AVAILABLE DATA below:
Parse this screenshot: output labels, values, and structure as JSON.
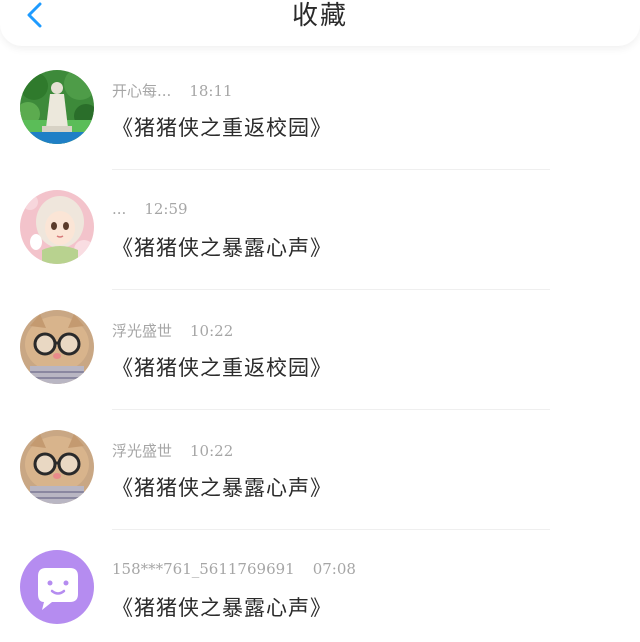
{
  "header": {
    "title": "收藏",
    "back_icon": "chevron-left-icon",
    "accent_color": "#1e9bff"
  },
  "favorites": [
    {
      "username": "开心每...",
      "time": "18:11",
      "title": "《猪猪侠之重返校园》",
      "avatar": "statue-photo"
    },
    {
      "username": "...",
      "time": "12:59",
      "title": "《猪猪侠之暴露心声》",
      "avatar": "cartoon-girl"
    },
    {
      "username": "浮光盛世",
      "time": "10:22",
      "title": "《猪猪侠之重返校园》",
      "avatar": "cat-with-glasses"
    },
    {
      "username": "浮光盛世",
      "time": "10:22",
      "title": "《猪猪侠之暴露心声》",
      "avatar": "cat-with-glasses"
    },
    {
      "username": "158***761_5611769691",
      "time": "07:08",
      "title": "《猪猪侠之暴露心声》",
      "avatar": "default-purple-chat"
    }
  ]
}
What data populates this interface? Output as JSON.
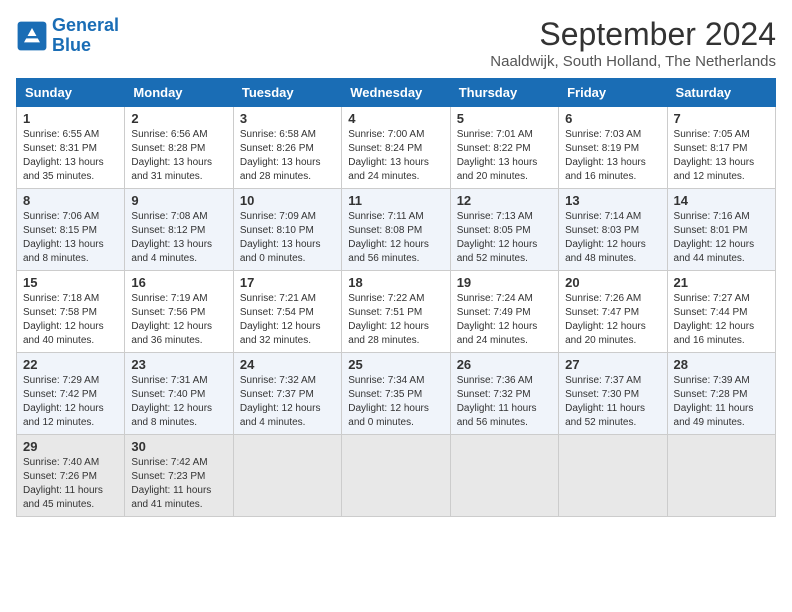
{
  "header": {
    "logo_line1": "General",
    "logo_line2": "Blue",
    "month_title": "September 2024",
    "location": "Naaldwijk, South Holland, The Netherlands"
  },
  "weekdays": [
    "Sunday",
    "Monday",
    "Tuesday",
    "Wednesday",
    "Thursday",
    "Friday",
    "Saturday"
  ],
  "weeks": [
    [
      {
        "day": "1",
        "info": "Sunrise: 6:55 AM\nSunset: 8:31 PM\nDaylight: 13 hours and 35 minutes."
      },
      {
        "day": "2",
        "info": "Sunrise: 6:56 AM\nSunset: 8:28 PM\nDaylight: 13 hours and 31 minutes."
      },
      {
        "day": "3",
        "info": "Sunrise: 6:58 AM\nSunset: 8:26 PM\nDaylight: 13 hours and 28 minutes."
      },
      {
        "day": "4",
        "info": "Sunrise: 7:00 AM\nSunset: 8:24 PM\nDaylight: 13 hours and 24 minutes."
      },
      {
        "day": "5",
        "info": "Sunrise: 7:01 AM\nSunset: 8:22 PM\nDaylight: 13 hours and 20 minutes."
      },
      {
        "day": "6",
        "info": "Sunrise: 7:03 AM\nSunset: 8:19 PM\nDaylight: 13 hours and 16 minutes."
      },
      {
        "day": "7",
        "info": "Sunrise: 7:05 AM\nSunset: 8:17 PM\nDaylight: 13 hours and 12 minutes."
      }
    ],
    [
      {
        "day": "8",
        "info": "Sunrise: 7:06 AM\nSunset: 8:15 PM\nDaylight: 13 hours and 8 minutes."
      },
      {
        "day": "9",
        "info": "Sunrise: 7:08 AM\nSunset: 8:12 PM\nDaylight: 13 hours and 4 minutes."
      },
      {
        "day": "10",
        "info": "Sunrise: 7:09 AM\nSunset: 8:10 PM\nDaylight: 13 hours and 0 minutes."
      },
      {
        "day": "11",
        "info": "Sunrise: 7:11 AM\nSunset: 8:08 PM\nDaylight: 12 hours and 56 minutes."
      },
      {
        "day": "12",
        "info": "Sunrise: 7:13 AM\nSunset: 8:05 PM\nDaylight: 12 hours and 52 minutes."
      },
      {
        "day": "13",
        "info": "Sunrise: 7:14 AM\nSunset: 8:03 PM\nDaylight: 12 hours and 48 minutes."
      },
      {
        "day": "14",
        "info": "Sunrise: 7:16 AM\nSunset: 8:01 PM\nDaylight: 12 hours and 44 minutes."
      }
    ],
    [
      {
        "day": "15",
        "info": "Sunrise: 7:18 AM\nSunset: 7:58 PM\nDaylight: 12 hours and 40 minutes."
      },
      {
        "day": "16",
        "info": "Sunrise: 7:19 AM\nSunset: 7:56 PM\nDaylight: 12 hours and 36 minutes."
      },
      {
        "day": "17",
        "info": "Sunrise: 7:21 AM\nSunset: 7:54 PM\nDaylight: 12 hours and 32 minutes."
      },
      {
        "day": "18",
        "info": "Sunrise: 7:22 AM\nSunset: 7:51 PM\nDaylight: 12 hours and 28 minutes."
      },
      {
        "day": "19",
        "info": "Sunrise: 7:24 AM\nSunset: 7:49 PM\nDaylight: 12 hours and 24 minutes."
      },
      {
        "day": "20",
        "info": "Sunrise: 7:26 AM\nSunset: 7:47 PM\nDaylight: 12 hours and 20 minutes."
      },
      {
        "day": "21",
        "info": "Sunrise: 7:27 AM\nSunset: 7:44 PM\nDaylight: 12 hours and 16 minutes."
      }
    ],
    [
      {
        "day": "22",
        "info": "Sunrise: 7:29 AM\nSunset: 7:42 PM\nDaylight: 12 hours and 12 minutes."
      },
      {
        "day": "23",
        "info": "Sunrise: 7:31 AM\nSunset: 7:40 PM\nDaylight: 12 hours and 8 minutes."
      },
      {
        "day": "24",
        "info": "Sunrise: 7:32 AM\nSunset: 7:37 PM\nDaylight: 12 hours and 4 minutes."
      },
      {
        "day": "25",
        "info": "Sunrise: 7:34 AM\nSunset: 7:35 PM\nDaylight: 12 hours and 0 minutes."
      },
      {
        "day": "26",
        "info": "Sunrise: 7:36 AM\nSunset: 7:32 PM\nDaylight: 11 hours and 56 minutes."
      },
      {
        "day": "27",
        "info": "Sunrise: 7:37 AM\nSunset: 7:30 PM\nDaylight: 11 hours and 52 minutes."
      },
      {
        "day": "28",
        "info": "Sunrise: 7:39 AM\nSunset: 7:28 PM\nDaylight: 11 hours and 49 minutes."
      }
    ],
    [
      {
        "day": "29",
        "info": "Sunrise: 7:40 AM\nSunset: 7:26 PM\nDaylight: 11 hours and 45 minutes."
      },
      {
        "day": "30",
        "info": "Sunrise: 7:42 AM\nSunset: 7:23 PM\nDaylight: 11 hours and 41 minutes."
      },
      {
        "day": "",
        "info": ""
      },
      {
        "day": "",
        "info": ""
      },
      {
        "day": "",
        "info": ""
      },
      {
        "day": "",
        "info": ""
      },
      {
        "day": "",
        "info": ""
      }
    ]
  ]
}
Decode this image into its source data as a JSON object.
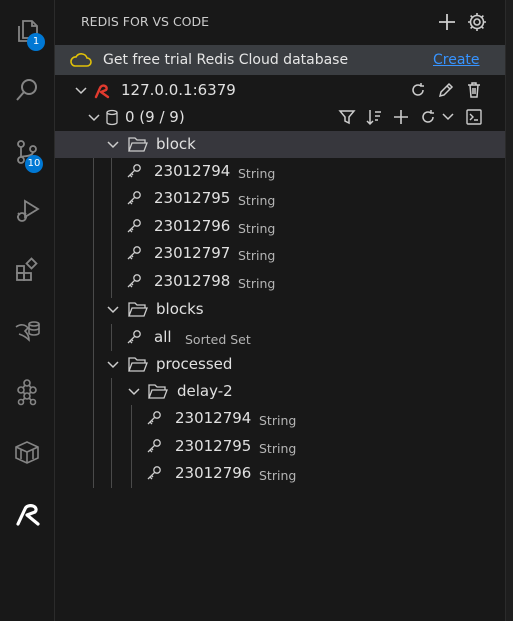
{
  "activity_bar": {
    "explorer_badge": "1",
    "source_control_badge": "10"
  },
  "header": {
    "title": "REDIS FOR VS CODE"
  },
  "banner": {
    "text": "Get free trial Redis Cloud database",
    "link_label": "Create"
  },
  "connection": {
    "label": "127.0.0.1:6379"
  },
  "database": {
    "label": "0 (9 / 9)"
  },
  "tree": {
    "block": {
      "label": "block",
      "keys": [
        {
          "name": "23012794",
          "type": "String"
        },
        {
          "name": "23012795",
          "type": "String"
        },
        {
          "name": "23012796",
          "type": "String"
        },
        {
          "name": "23012797",
          "type": "String"
        },
        {
          "name": "23012798",
          "type": "String"
        }
      ]
    },
    "blocks": {
      "label": "blocks",
      "keys": [
        {
          "name": "all",
          "type": "Sorted Set"
        }
      ]
    },
    "processed": {
      "label": "processed",
      "delay": {
        "label": "delay-2",
        "keys": [
          {
            "name": "23012794",
            "type": "String"
          },
          {
            "name": "23012795",
            "type": "String"
          },
          {
            "name": "23012796",
            "type": "String"
          }
        ]
      }
    }
  },
  "colors": {
    "redis_red": "#e03a2e",
    "accent_blue": "#0078d4",
    "link_blue": "#3794ff",
    "banner_cloud": "#e2c208",
    "selected_row": "#37373d"
  }
}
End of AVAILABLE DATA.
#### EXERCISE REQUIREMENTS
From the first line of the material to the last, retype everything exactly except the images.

#### TASK OUTPUT
Parse this screenshot: output labels, values, and structure as JSON.
{
  "header": {
    "title": "收藏",
    "back_icon": "chevron-left-icon",
    "accent_color": "#1e9bff"
  },
  "favorites": [
    {
      "username": "开心每...",
      "time": "18:11",
      "title": "《猪猪侠之重返校园》",
      "avatar": "statue-photo"
    },
    {
      "username": "...",
      "time": "12:59",
      "title": "《猪猪侠之暴露心声》",
      "avatar": "cartoon-girl"
    },
    {
      "username": "浮光盛世",
      "time": "10:22",
      "title": "《猪猪侠之重返校园》",
      "avatar": "cat-with-glasses"
    },
    {
      "username": "浮光盛世",
      "time": "10:22",
      "title": "《猪猪侠之暴露心声》",
      "avatar": "cat-with-glasses"
    },
    {
      "username": "158***761_5611769691",
      "time": "07:08",
      "title": "《猪猪侠之暴露心声》",
      "avatar": "default-purple-chat"
    }
  ]
}
What data populates this interface? Output as JSON.
{
  "header": {
    "logo_line1": "General",
    "logo_line2": "Blue",
    "month_title": "September 2024",
    "location": "Naaldwijk, South Holland, The Netherlands"
  },
  "weekdays": [
    "Sunday",
    "Monday",
    "Tuesday",
    "Wednesday",
    "Thursday",
    "Friday",
    "Saturday"
  ],
  "weeks": [
    [
      {
        "day": "1",
        "info": "Sunrise: 6:55 AM\nSunset: 8:31 PM\nDaylight: 13 hours and 35 minutes."
      },
      {
        "day": "2",
        "info": "Sunrise: 6:56 AM\nSunset: 8:28 PM\nDaylight: 13 hours and 31 minutes."
      },
      {
        "day": "3",
        "info": "Sunrise: 6:58 AM\nSunset: 8:26 PM\nDaylight: 13 hours and 28 minutes."
      },
      {
        "day": "4",
        "info": "Sunrise: 7:00 AM\nSunset: 8:24 PM\nDaylight: 13 hours and 24 minutes."
      },
      {
        "day": "5",
        "info": "Sunrise: 7:01 AM\nSunset: 8:22 PM\nDaylight: 13 hours and 20 minutes."
      },
      {
        "day": "6",
        "info": "Sunrise: 7:03 AM\nSunset: 8:19 PM\nDaylight: 13 hours and 16 minutes."
      },
      {
        "day": "7",
        "info": "Sunrise: 7:05 AM\nSunset: 8:17 PM\nDaylight: 13 hours and 12 minutes."
      }
    ],
    [
      {
        "day": "8",
        "info": "Sunrise: 7:06 AM\nSunset: 8:15 PM\nDaylight: 13 hours and 8 minutes."
      },
      {
        "day": "9",
        "info": "Sunrise: 7:08 AM\nSunset: 8:12 PM\nDaylight: 13 hours and 4 minutes."
      },
      {
        "day": "10",
        "info": "Sunrise: 7:09 AM\nSunset: 8:10 PM\nDaylight: 13 hours and 0 minutes."
      },
      {
        "day": "11",
        "info": "Sunrise: 7:11 AM\nSunset: 8:08 PM\nDaylight: 12 hours and 56 minutes."
      },
      {
        "day": "12",
        "info": "Sunrise: 7:13 AM\nSunset: 8:05 PM\nDaylight: 12 hours and 52 minutes."
      },
      {
        "day": "13",
        "info": "Sunrise: 7:14 AM\nSunset: 8:03 PM\nDaylight: 12 hours and 48 minutes."
      },
      {
        "day": "14",
        "info": "Sunrise: 7:16 AM\nSunset: 8:01 PM\nDaylight: 12 hours and 44 minutes."
      }
    ],
    [
      {
        "day": "15",
        "info": "Sunrise: 7:18 AM\nSunset: 7:58 PM\nDaylight: 12 hours and 40 minutes."
      },
      {
        "day": "16",
        "info": "Sunrise: 7:19 AM\nSunset: 7:56 PM\nDaylight: 12 hours and 36 minutes."
      },
      {
        "day": "17",
        "info": "Sunrise: 7:21 AM\nSunset: 7:54 PM\nDaylight: 12 hours and 32 minutes."
      },
      {
        "day": "18",
        "info": "Sunrise: 7:22 AM\nSunset: 7:51 PM\nDaylight: 12 hours and 28 minutes."
      },
      {
        "day": "19",
        "info": "Sunrise: 7:24 AM\nSunset: 7:49 PM\nDaylight: 12 hours and 24 minutes."
      },
      {
        "day": "20",
        "info": "Sunrise: 7:26 AM\nSunset: 7:47 PM\nDaylight: 12 hours and 20 minutes."
      },
      {
        "day": "21",
        "info": "Sunrise: 7:27 AM\nSunset: 7:44 PM\nDaylight: 12 hours and 16 minutes."
      }
    ],
    [
      {
        "day": "22",
        "info": "Sunrise: 7:29 AM\nSunset: 7:42 PM\nDaylight: 12 hours and 12 minutes."
      },
      {
        "day": "23",
        "info": "Sunrise: 7:31 AM\nSunset: 7:40 PM\nDaylight: 12 hours and 8 minutes."
      },
      {
        "day": "24",
        "info": "Sunrise: 7:32 AM\nSunset: 7:37 PM\nDaylight: 12 hours and 4 minutes."
      },
      {
        "day": "25",
        "info": "Sunrise: 7:34 AM\nSunset: 7:35 PM\nDaylight: 12 hours and 0 minutes."
      },
      {
        "day": "26",
        "info": "Sunrise: 7:36 AM\nSunset: 7:32 PM\nDaylight: 11 hours and 56 minutes."
      },
      {
        "day": "27",
        "info": "Sunrise: 7:37 AM\nSunset: 7:30 PM\nDaylight: 11 hours and 52 minutes."
      },
      {
        "day": "28",
        "info": "Sunrise: 7:39 AM\nSunset: 7:28 PM\nDaylight: 11 hours and 49 minutes."
      }
    ],
    [
      {
        "day": "29",
        "info": "Sunrise: 7:40 AM\nSunset: 7:26 PM\nDaylight: 11 hours and 45 minutes."
      },
      {
        "day": "30",
        "info": "Sunrise: 7:42 AM\nSunset: 7:23 PM\nDaylight: 11 hours and 41 minutes."
      },
      {
        "day": "",
        "info": ""
      },
      {
        "day": "",
        "info": ""
      },
      {
        "day": "",
        "info": ""
      },
      {
        "day": "",
        "info": ""
      },
      {
        "day": "",
        "info": ""
      }
    ]
  ]
}
Decode this image into its source data as a JSON object.
{
  "activity_bar": {
    "explorer_badge": "1",
    "source_control_badge": "10"
  },
  "header": {
    "title": "REDIS FOR VS CODE"
  },
  "banner": {
    "text": "Get free trial Redis Cloud database",
    "link_label": "Create"
  },
  "connection": {
    "label": "127.0.0.1:6379"
  },
  "database": {
    "label": "0 (9 / 9)"
  },
  "tree": {
    "block": {
      "label": "block",
      "keys": [
        {
          "name": "23012794",
          "type": "String"
        },
        {
          "name": "23012795",
          "type": "String"
        },
        {
          "name": "23012796",
          "type": "String"
        },
        {
          "name": "23012797",
          "type": "String"
        },
        {
          "name": "23012798",
          "type": "String"
        }
      ]
    },
    "blocks": {
      "label": "blocks",
      "keys": [
        {
          "name": "all",
          "type": "Sorted Set"
        }
      ]
    },
    "processed": {
      "label": "processed",
      "delay": {
        "label": "delay-2",
        "keys": [
          {
            "name": "23012794",
            "type": "String"
          },
          {
            "name": "23012795",
            "type": "String"
          },
          {
            "name": "23012796",
            "type": "String"
          }
        ]
      }
    }
  },
  "colors": {
    "redis_red": "#e03a2e",
    "accent_blue": "#0078d4",
    "link_blue": "#3794ff",
    "banner_cloud": "#e2c208",
    "selected_row": "#37373d"
  }
}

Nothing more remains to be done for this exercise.